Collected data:
=-=-=-=-=

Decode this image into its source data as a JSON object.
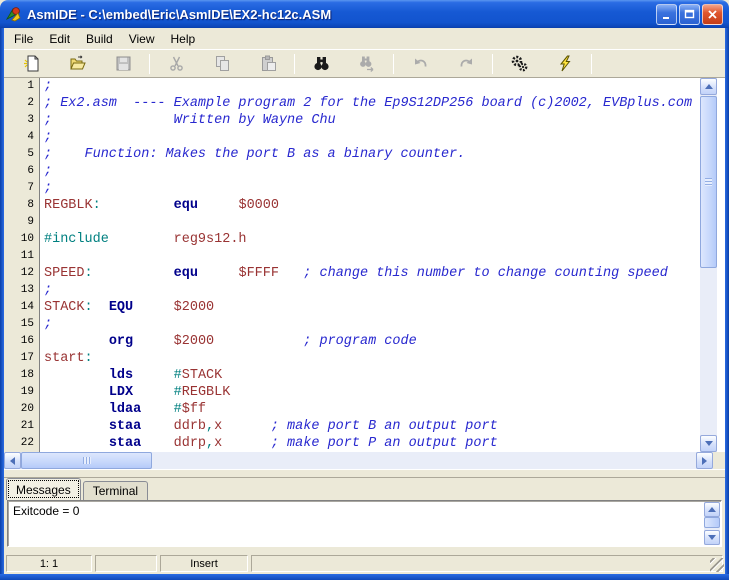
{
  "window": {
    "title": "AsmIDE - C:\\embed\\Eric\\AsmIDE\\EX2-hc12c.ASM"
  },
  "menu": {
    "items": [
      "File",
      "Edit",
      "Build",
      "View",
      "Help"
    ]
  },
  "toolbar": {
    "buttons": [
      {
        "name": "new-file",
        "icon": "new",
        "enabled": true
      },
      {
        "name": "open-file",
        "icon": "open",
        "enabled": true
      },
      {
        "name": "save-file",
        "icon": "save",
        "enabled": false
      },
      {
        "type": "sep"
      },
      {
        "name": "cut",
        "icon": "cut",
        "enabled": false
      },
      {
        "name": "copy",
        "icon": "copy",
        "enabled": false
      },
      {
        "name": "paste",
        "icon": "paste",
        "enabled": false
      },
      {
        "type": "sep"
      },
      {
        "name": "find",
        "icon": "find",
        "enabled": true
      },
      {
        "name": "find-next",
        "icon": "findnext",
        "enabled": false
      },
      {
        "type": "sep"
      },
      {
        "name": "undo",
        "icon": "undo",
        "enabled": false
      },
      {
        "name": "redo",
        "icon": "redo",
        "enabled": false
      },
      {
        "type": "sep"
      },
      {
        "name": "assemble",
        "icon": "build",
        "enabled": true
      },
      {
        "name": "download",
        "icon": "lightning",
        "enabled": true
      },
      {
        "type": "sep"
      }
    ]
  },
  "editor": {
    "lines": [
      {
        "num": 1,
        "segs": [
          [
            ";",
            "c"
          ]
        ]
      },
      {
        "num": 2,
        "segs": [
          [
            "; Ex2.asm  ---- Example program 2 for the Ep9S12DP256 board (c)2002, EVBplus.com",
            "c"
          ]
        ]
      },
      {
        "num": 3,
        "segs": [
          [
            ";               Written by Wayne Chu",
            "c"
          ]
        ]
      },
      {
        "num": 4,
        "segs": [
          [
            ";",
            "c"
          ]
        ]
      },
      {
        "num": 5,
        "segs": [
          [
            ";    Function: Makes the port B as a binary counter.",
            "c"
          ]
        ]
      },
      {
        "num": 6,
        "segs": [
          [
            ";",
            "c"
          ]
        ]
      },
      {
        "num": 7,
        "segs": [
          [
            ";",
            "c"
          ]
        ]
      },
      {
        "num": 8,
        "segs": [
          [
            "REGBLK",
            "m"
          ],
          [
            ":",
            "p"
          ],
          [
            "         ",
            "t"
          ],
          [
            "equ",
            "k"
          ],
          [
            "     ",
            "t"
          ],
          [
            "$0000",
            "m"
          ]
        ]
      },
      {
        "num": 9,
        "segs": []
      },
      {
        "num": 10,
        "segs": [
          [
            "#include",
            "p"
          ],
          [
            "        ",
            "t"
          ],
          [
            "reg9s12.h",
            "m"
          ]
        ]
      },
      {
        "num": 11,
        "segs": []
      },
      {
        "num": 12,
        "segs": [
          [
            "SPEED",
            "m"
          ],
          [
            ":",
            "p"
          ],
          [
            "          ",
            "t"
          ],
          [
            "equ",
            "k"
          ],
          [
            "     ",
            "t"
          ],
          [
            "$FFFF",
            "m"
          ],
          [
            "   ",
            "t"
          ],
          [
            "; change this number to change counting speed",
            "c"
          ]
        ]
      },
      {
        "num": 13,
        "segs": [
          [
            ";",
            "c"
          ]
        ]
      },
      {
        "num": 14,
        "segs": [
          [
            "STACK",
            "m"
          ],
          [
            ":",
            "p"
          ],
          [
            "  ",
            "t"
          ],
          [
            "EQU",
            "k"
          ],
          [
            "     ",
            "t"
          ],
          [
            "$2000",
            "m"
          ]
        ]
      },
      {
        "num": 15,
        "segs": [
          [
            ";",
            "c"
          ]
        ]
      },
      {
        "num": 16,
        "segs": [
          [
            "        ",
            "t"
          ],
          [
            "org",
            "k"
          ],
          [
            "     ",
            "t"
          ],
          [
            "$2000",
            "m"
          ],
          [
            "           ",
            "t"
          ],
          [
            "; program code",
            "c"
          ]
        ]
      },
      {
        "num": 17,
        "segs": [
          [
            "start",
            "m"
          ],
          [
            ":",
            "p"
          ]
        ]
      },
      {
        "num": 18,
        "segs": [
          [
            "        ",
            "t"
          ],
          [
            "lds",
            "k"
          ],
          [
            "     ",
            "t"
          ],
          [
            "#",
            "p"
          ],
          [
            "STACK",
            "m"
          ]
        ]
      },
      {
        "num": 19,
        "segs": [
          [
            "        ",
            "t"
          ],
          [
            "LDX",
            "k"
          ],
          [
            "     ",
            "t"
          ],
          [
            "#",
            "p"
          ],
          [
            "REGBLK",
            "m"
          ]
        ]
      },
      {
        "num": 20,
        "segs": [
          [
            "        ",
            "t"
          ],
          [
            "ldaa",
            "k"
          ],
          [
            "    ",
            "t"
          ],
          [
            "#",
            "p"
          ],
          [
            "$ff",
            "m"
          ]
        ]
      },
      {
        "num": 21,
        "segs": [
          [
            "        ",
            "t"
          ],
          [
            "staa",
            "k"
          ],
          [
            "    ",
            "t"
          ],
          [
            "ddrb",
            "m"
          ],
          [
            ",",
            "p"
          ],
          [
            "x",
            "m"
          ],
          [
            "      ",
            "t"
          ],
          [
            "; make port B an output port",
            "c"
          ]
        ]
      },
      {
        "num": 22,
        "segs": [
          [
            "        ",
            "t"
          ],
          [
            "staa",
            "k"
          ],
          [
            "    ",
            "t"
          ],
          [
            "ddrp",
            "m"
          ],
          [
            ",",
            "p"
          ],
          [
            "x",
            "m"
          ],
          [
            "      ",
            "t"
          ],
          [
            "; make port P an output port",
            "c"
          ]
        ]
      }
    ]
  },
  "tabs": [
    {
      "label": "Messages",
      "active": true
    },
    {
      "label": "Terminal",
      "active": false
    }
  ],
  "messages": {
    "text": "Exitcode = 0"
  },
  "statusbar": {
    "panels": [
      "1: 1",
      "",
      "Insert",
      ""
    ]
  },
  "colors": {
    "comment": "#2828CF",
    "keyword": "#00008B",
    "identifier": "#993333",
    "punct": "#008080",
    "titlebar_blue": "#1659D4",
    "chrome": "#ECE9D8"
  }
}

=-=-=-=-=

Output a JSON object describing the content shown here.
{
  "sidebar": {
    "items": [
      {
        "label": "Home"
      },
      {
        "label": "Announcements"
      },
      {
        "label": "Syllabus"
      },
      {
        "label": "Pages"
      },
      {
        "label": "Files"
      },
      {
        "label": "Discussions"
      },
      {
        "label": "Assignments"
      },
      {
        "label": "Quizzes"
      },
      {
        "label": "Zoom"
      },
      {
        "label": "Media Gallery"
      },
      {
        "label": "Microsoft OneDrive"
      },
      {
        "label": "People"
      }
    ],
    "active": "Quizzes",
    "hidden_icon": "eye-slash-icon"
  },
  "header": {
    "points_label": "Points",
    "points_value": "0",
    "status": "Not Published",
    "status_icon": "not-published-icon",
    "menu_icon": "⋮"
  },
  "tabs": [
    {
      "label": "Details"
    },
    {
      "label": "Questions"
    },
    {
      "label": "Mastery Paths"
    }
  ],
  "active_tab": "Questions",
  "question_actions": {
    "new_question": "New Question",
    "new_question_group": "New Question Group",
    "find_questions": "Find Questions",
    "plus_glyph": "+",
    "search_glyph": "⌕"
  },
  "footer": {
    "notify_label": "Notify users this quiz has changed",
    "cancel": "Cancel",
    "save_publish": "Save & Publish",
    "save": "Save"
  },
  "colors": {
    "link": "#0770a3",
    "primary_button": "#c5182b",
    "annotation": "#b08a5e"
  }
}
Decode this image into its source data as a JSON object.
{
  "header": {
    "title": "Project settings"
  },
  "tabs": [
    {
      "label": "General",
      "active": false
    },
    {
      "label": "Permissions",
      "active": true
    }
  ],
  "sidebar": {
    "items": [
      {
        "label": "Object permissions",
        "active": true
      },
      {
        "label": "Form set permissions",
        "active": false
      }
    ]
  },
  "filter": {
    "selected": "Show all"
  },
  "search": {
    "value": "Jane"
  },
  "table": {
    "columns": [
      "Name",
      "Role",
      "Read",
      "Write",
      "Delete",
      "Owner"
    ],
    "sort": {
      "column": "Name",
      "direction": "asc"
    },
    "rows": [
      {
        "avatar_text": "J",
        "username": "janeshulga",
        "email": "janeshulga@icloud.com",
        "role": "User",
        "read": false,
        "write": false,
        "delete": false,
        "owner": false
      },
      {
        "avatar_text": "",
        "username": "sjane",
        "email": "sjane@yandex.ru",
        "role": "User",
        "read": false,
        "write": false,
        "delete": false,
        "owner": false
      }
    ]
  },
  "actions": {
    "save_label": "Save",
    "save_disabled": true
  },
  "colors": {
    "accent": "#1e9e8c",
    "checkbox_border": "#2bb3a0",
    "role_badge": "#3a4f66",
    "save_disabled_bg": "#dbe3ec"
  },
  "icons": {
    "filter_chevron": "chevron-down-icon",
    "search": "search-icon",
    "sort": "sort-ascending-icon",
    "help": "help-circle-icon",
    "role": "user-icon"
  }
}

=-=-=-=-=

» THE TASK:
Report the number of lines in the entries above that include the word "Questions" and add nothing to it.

» REPLY TO THE EXERCISE:
3